The Tonto Basin is watered by the Salt River (hence the "Salado" name) and the earliest settlements were built in the open valley. As the population increased, the Salado spread out and built higher and higher in the mountains. Around 1330 the climate changed: drought set in and the water table dropped. That pushed the people further into the mountains along the routes of other water sources until eventually, by the mid-1400's, the whole area was abandoned and some of the people went north, some east, some south. What they left behind were many masonry constructions, sandals and baskets woven of yucca and agave (any woven cottons didn't survive the passage through time), bone tools and Salado Polychrome pottery, both decorative and functional. They also left macaw feathers (from central Mexico) and seashells (from the Gulf of California), testaments to the amount of trade they enjoyed with far-off cultures.<
The Salado figure prominently because of their Salado Polychrome pottery. While many ancient Salado Polychrome pot shards have been found in the Tonto Basin, close versions have also been found spread from northern Arizona to northern Mexico and from the Phoenix basin to the Alamogordo area in New Mexico. The Salado style came into its own around 1280 CE and remained in use until about 1450 CE when everything changed.
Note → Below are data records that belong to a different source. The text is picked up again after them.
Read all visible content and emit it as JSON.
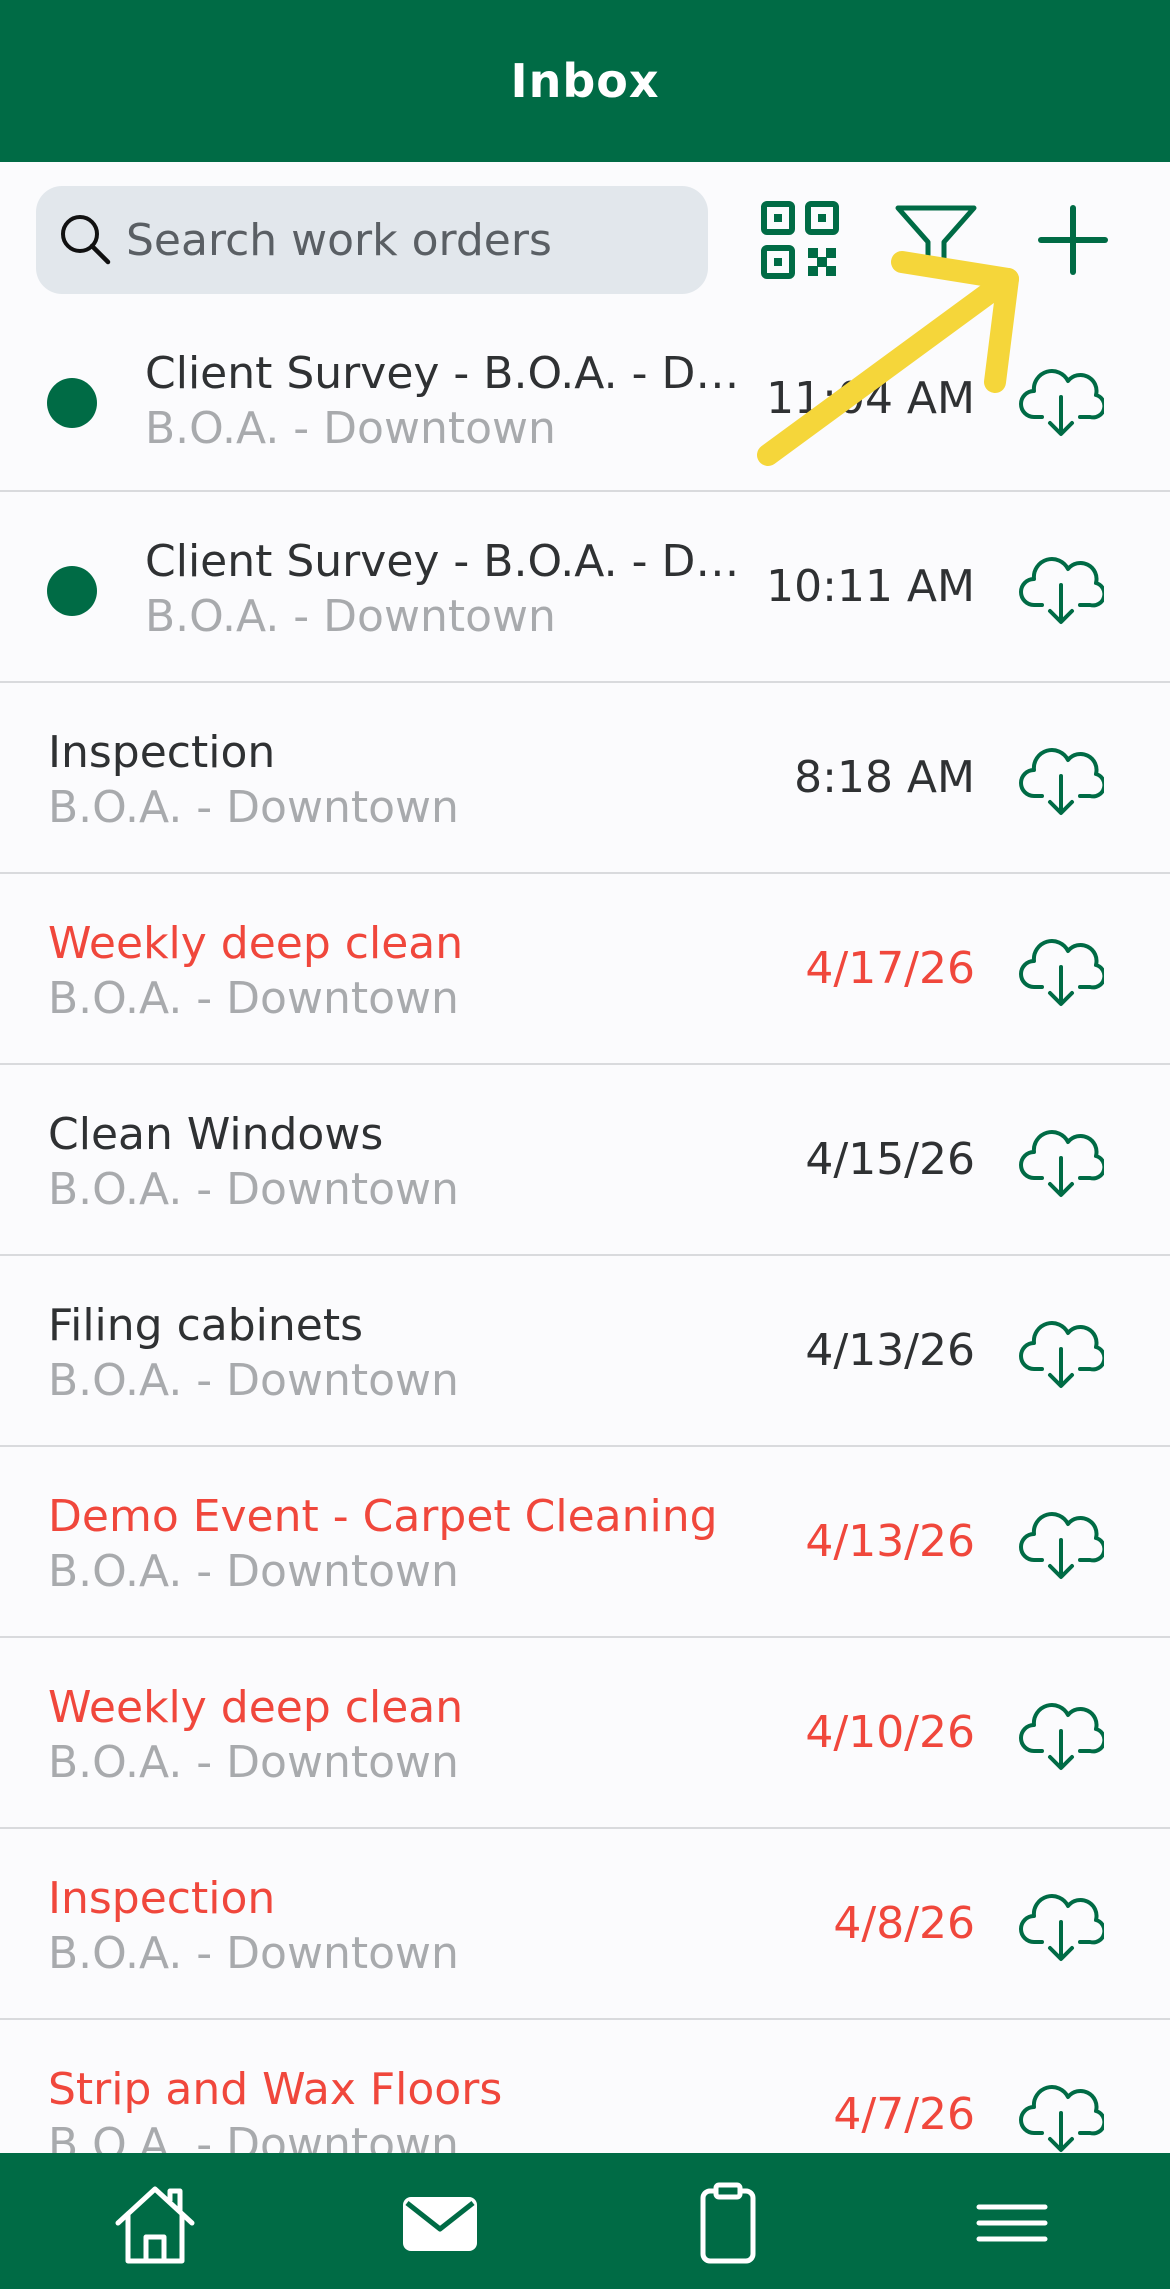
{
  "header": {
    "title": "Inbox"
  },
  "search": {
    "placeholder": "Search work orders"
  },
  "toolbar": {
    "icons": [
      "qr-code-icon",
      "filter-icon",
      "plus-icon"
    ]
  },
  "colors": {
    "brand": "#006b45",
    "overdue": "#f0473c",
    "text": "#2f3133",
    "subtext": "#a8aaad",
    "annotation_arrow": "#f5d63a"
  },
  "work_orders": [
    {
      "title": "Client Survey - B.O.A. - Do…",
      "location": "B.O.A. - Downtown",
      "date": "11:04 AM",
      "unread": true,
      "overdue": false
    },
    {
      "title": "Client Survey - B.O.A. - Do…",
      "location": "B.O.A. - Downtown",
      "date": "10:11 AM",
      "unread": true,
      "overdue": false
    },
    {
      "title": "Inspection",
      "location": "B.O.A. - Downtown",
      "date": "8:18 AM",
      "unread": false,
      "overdue": false
    },
    {
      "title": "Weekly deep clean",
      "location": "B.O.A. - Downtown",
      "date": "4/17/26",
      "unread": false,
      "overdue": true
    },
    {
      "title": "Clean Windows",
      "location": "B.O.A. - Downtown",
      "date": "4/15/26",
      "unread": false,
      "overdue": false
    },
    {
      "title": "Filing cabinets",
      "location": "B.O.A. - Downtown",
      "date": "4/13/26",
      "unread": false,
      "overdue": false
    },
    {
      "title": "Demo Event - Carpet Cleaning",
      "location": "B.O.A. - Downtown",
      "date": "4/13/26",
      "unread": false,
      "overdue": true
    },
    {
      "title": "Weekly deep clean",
      "location": "B.O.A. - Downtown",
      "date": "4/10/26",
      "unread": false,
      "overdue": true
    },
    {
      "title": "Inspection",
      "location": "B.O.A. - Downtown",
      "date": "4/8/26",
      "unread": false,
      "overdue": true
    },
    {
      "title": "Strip and Wax Floors",
      "location": "B.O.A. - Downtown",
      "date": "4/7/26",
      "unread": false,
      "overdue": true
    }
  ],
  "tabbar": {
    "tabs": [
      "home-icon",
      "mail-icon",
      "clipboard-icon",
      "menu-icon"
    ],
    "active": "mail-icon"
  }
}
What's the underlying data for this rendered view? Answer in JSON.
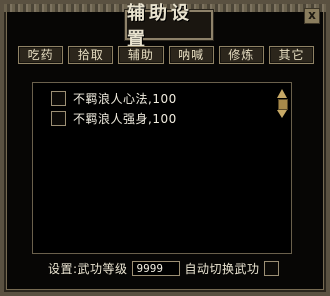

Archaeologists feel the style evolved in northeastern Arizona and migrated from there with the migration southward from the Kayenta pueblos.
1450 CE was a time of major turmoil in the southwest and the vast majority of residents abandoned the Tonto Basin as the deeper effects of a long term drought set in. By about 1500 the Apache had moved in and were well settled when the first Spaniards came through.
All types of Salado Polychrome share a number of broad categorical similarities but with significant variation over the roughly 170 year time span of its production. The base paste was generally brown to reddish-brown in color and was tempered with sand. Usually a red and/or white slip were used to cover both the interior and exterior of the vessel. Black paint was used on one or both surfaces, usually surrounded by a white slip. The black paint used was most commonly organic but a mix of organic and mineral paints appears on some vessels. Studies have shown that Salado Polychrome was produced across the full range in which it has been found, it didn't emanate from a single production area and spread through trade. It more likely spread as individual potters migrated and produced new vessels using the new clays and pigments available wherever they settled.